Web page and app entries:
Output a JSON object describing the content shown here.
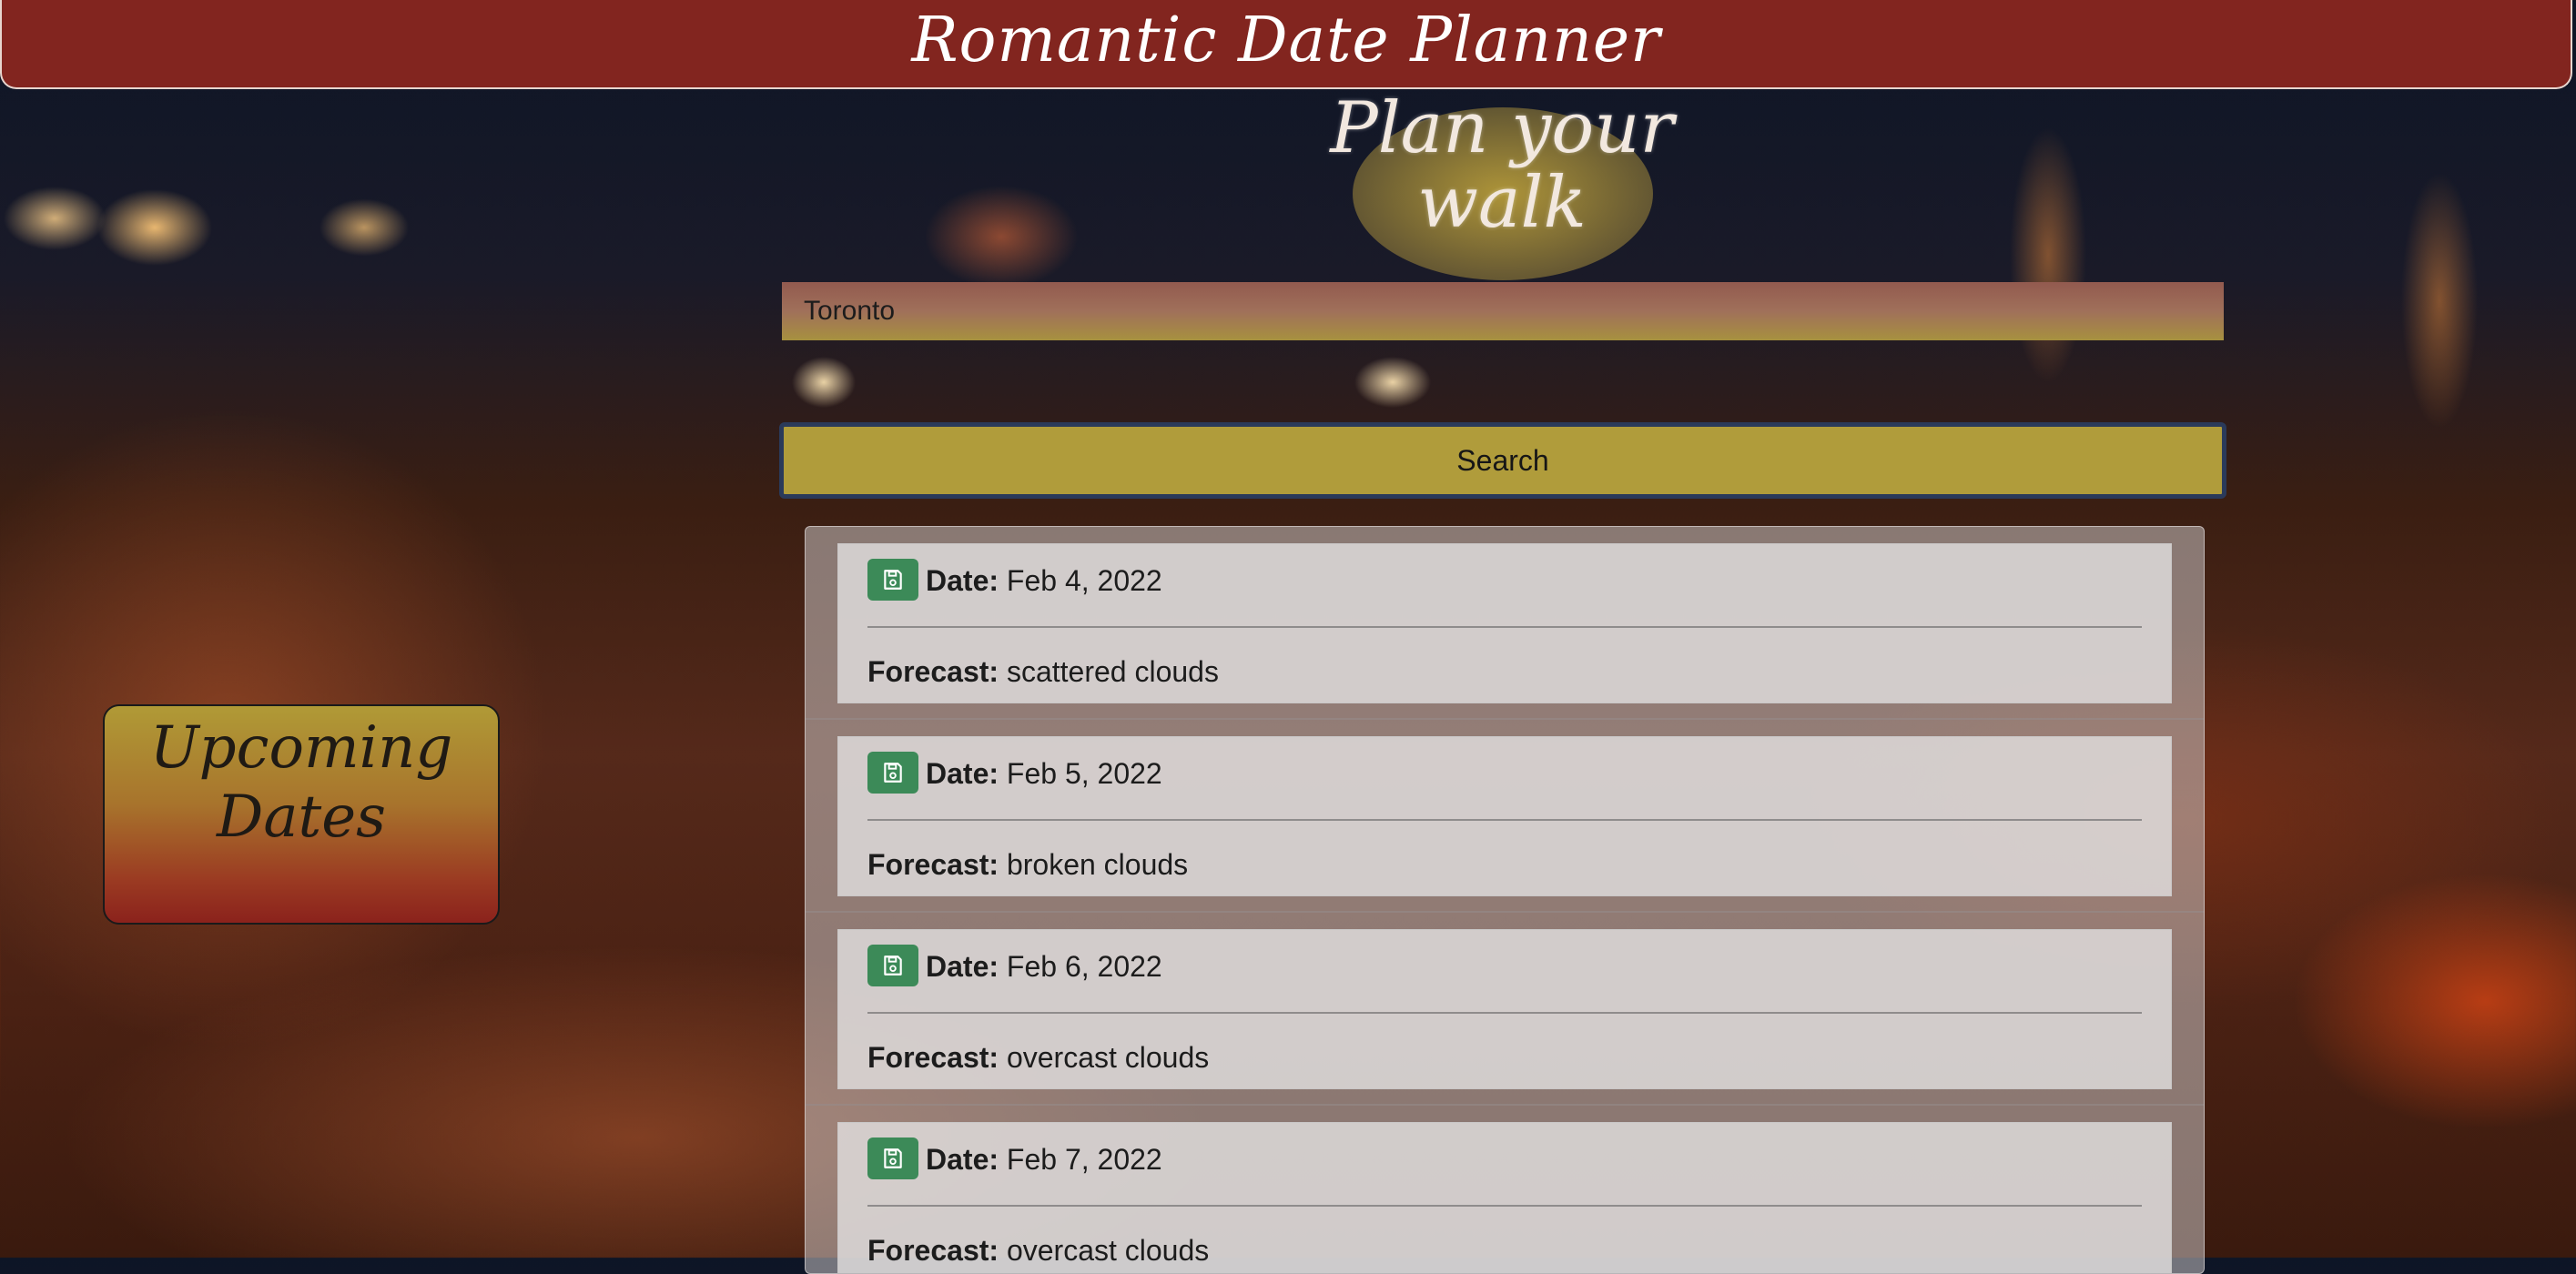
{
  "header": {
    "title": "Romantic Date Planner"
  },
  "planner": {
    "title": "Plan your walk",
    "city_input": {
      "value": "Toronto"
    },
    "search_label": "Search"
  },
  "sidebar": {
    "upcoming_title": "Upcoming Dates"
  },
  "forecast": {
    "date_label": "Date:",
    "forecast_label": "Forecast:",
    "days": [
      {
        "date": "Feb 4, 2022",
        "forecast": "scattered clouds"
      },
      {
        "date": "Feb 5, 2022",
        "forecast": "broken clouds"
      },
      {
        "date": "Feb 6, 2022",
        "forecast": "overcast clouds"
      },
      {
        "date": "Feb 7, 2022",
        "forecast": "overcast clouds"
      }
    ],
    "save_icon": "save-icon"
  },
  "colors": {
    "header_bg": "#82251f",
    "search_button": "#b09c3b",
    "save_button": "#3c8a58"
  }
}
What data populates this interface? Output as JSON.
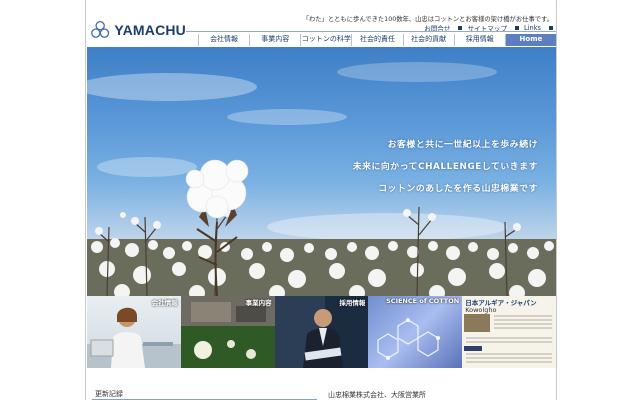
{
  "header": {
    "logo_text": "YAMACHU",
    "tagline": "「わた」とともに歩んできた100数年、山忠はコットンとお客様の架け橋がお仕事です。",
    "util_links": [
      "お問合せ",
      "サイトマップ",
      "Links"
    ]
  },
  "nav": {
    "items": [
      "会社情報",
      "事業内容",
      "コットンの科学",
      "社会的責任",
      "社会的貢献",
      "採用情報",
      "Home"
    ]
  },
  "hero": {
    "lines": [
      "お客様と共に一世紀以上を歩み続け",
      "未来に向かってCHALLENGEしていきます",
      "コットンのあしたを作る山忠棉業です"
    ]
  },
  "tiles": [
    {
      "label": "会社情報"
    },
    {
      "label": "事業内容"
    },
    {
      "label": "採用情報"
    },
    {
      "label": "SCIENCE of COTTON"
    },
    {
      "label": "日本アルギア・ジャパン",
      "sub": "Kowolgho"
    }
  ],
  "footer": {
    "news_title": "更新記録",
    "company": "山忠棉業株式会社、大阪営業所"
  },
  "colors": {
    "brand": "#1b3d6e",
    "nav_active": "#5e7fbf",
    "sky": "#4f8fd0"
  }
}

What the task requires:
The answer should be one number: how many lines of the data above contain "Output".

Response to this task:
2